--- START ---

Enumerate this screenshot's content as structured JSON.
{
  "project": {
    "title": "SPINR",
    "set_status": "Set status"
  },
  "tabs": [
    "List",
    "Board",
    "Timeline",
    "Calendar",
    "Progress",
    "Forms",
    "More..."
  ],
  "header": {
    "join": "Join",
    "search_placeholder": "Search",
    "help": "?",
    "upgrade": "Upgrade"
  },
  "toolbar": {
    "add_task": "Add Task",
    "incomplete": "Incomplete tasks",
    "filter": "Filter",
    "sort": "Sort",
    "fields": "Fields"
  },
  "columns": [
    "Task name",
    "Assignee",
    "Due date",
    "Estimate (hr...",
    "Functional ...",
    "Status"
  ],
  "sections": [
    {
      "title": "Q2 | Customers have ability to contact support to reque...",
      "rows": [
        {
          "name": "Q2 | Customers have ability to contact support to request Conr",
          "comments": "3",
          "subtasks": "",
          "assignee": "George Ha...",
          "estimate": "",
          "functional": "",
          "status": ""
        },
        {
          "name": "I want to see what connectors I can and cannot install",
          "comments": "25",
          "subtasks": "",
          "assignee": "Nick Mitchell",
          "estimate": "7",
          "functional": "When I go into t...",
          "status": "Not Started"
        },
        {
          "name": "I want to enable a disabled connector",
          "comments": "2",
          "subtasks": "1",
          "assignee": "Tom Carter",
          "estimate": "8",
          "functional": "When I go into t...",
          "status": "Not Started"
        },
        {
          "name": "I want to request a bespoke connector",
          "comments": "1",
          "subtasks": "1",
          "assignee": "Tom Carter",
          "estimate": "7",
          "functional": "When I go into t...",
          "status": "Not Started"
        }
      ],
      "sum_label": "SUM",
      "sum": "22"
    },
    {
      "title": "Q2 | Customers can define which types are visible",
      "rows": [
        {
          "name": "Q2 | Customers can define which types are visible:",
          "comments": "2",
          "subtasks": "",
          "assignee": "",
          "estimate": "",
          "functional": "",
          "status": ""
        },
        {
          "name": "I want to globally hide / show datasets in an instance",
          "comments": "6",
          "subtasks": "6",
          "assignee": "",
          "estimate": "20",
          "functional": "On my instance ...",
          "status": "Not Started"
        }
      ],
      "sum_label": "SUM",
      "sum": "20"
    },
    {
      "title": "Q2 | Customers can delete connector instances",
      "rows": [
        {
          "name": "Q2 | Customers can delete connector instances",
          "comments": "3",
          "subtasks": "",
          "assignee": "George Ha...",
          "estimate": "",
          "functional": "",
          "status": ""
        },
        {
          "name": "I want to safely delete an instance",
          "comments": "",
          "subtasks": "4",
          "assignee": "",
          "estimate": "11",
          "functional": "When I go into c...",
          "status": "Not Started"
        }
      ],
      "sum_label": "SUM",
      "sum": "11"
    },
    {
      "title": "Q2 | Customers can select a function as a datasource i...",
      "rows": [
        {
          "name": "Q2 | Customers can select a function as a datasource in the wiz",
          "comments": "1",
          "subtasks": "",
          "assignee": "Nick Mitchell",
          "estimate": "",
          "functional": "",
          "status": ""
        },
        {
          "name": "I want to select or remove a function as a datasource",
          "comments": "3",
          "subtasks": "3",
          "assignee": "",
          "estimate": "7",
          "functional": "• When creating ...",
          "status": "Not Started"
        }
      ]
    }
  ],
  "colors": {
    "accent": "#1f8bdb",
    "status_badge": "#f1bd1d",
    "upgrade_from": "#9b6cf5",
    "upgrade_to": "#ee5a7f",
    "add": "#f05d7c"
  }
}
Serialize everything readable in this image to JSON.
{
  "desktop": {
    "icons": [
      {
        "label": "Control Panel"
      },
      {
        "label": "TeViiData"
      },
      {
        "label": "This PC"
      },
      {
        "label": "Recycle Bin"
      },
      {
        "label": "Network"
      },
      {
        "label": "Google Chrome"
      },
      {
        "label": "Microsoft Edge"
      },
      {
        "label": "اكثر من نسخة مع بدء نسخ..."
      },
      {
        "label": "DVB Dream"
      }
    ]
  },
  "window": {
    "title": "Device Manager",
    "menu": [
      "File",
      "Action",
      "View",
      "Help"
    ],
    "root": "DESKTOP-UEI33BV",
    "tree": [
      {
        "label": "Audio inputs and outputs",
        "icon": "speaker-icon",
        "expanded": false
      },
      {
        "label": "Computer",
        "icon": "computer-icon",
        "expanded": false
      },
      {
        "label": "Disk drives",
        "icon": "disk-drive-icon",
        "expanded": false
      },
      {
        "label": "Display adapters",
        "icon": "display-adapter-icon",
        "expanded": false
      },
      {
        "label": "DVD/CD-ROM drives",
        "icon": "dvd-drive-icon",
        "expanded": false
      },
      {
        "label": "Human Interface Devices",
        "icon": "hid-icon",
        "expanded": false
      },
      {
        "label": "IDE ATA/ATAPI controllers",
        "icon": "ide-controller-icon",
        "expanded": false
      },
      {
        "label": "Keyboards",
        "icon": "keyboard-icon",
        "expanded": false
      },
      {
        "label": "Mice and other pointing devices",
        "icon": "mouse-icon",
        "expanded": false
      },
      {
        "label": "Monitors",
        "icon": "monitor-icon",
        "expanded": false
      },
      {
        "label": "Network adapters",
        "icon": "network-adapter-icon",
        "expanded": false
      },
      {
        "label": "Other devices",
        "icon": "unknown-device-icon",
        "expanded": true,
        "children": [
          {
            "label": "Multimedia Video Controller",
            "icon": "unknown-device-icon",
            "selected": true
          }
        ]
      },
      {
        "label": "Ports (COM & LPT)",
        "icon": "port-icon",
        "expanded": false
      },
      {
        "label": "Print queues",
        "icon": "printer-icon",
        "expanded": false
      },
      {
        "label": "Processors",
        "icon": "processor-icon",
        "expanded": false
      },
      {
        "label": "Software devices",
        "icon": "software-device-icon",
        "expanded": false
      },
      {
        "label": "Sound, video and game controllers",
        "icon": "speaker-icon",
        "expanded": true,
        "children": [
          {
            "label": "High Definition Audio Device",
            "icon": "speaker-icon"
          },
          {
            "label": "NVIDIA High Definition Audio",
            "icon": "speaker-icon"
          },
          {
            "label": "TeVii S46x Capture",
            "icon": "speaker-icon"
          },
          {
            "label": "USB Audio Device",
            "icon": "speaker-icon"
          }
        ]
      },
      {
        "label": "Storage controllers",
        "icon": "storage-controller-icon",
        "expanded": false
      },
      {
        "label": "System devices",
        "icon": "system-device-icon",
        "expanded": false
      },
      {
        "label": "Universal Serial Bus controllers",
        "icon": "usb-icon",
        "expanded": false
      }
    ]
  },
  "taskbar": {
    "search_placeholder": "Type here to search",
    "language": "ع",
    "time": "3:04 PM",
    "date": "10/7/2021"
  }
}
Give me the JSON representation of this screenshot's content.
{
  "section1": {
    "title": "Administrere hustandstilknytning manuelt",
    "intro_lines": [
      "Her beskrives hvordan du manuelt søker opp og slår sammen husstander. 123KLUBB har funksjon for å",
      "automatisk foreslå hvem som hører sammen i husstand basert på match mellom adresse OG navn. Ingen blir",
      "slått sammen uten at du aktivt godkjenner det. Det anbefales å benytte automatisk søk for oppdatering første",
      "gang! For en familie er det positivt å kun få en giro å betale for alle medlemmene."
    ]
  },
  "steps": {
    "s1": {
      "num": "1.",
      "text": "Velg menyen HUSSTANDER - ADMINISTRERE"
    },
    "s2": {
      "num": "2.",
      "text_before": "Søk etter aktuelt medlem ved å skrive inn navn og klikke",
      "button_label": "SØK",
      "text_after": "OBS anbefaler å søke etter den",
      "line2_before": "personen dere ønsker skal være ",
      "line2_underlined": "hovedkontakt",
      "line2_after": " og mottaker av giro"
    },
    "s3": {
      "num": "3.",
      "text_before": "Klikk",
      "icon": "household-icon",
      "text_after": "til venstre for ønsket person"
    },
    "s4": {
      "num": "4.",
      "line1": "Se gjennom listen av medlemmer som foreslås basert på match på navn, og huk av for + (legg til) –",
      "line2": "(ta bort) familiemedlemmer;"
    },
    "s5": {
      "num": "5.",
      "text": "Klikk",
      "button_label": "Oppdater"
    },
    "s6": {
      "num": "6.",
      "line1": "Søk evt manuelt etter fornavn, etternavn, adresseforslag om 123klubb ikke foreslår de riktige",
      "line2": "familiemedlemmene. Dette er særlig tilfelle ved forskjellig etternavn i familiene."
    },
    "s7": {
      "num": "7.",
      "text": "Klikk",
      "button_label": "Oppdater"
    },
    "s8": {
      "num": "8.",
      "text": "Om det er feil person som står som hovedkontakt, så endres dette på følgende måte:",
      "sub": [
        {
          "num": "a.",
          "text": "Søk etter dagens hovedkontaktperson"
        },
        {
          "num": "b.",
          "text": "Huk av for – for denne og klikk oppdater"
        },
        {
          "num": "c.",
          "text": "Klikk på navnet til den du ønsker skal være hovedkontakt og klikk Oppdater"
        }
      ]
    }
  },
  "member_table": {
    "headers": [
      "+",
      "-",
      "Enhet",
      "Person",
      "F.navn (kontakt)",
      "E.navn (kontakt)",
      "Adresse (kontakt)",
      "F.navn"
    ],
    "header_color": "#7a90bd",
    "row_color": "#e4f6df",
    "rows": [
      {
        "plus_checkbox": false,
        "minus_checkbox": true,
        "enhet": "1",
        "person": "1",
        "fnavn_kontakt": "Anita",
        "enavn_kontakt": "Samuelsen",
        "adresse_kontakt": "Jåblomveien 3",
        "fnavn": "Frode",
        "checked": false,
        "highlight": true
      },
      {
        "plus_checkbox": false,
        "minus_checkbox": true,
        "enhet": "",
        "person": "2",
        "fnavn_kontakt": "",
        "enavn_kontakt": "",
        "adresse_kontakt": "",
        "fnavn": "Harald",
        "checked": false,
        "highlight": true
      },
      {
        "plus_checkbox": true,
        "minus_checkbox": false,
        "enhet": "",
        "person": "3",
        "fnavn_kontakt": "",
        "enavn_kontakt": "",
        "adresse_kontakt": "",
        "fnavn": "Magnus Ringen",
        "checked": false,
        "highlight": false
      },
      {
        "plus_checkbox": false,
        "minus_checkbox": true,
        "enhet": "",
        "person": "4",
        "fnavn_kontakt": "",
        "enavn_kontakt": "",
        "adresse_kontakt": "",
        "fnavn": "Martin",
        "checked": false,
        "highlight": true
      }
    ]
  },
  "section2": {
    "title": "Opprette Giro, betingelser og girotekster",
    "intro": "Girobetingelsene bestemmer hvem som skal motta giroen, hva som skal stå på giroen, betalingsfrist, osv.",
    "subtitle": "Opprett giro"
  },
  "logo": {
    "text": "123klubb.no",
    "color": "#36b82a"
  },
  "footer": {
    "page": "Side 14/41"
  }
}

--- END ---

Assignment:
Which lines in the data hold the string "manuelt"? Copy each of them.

Response to the task:
    "title": "Administrere hustandstilknytning manuelt",
      "Her beskrives hvordan du manuelt søker opp og slår sammen husstander. 123KLUBB har funksjon for å",
      "line1": "Søk evt manuelt etter fornavn, etternavn, adresseforslag om 123klubb ikke foreslår de riktige",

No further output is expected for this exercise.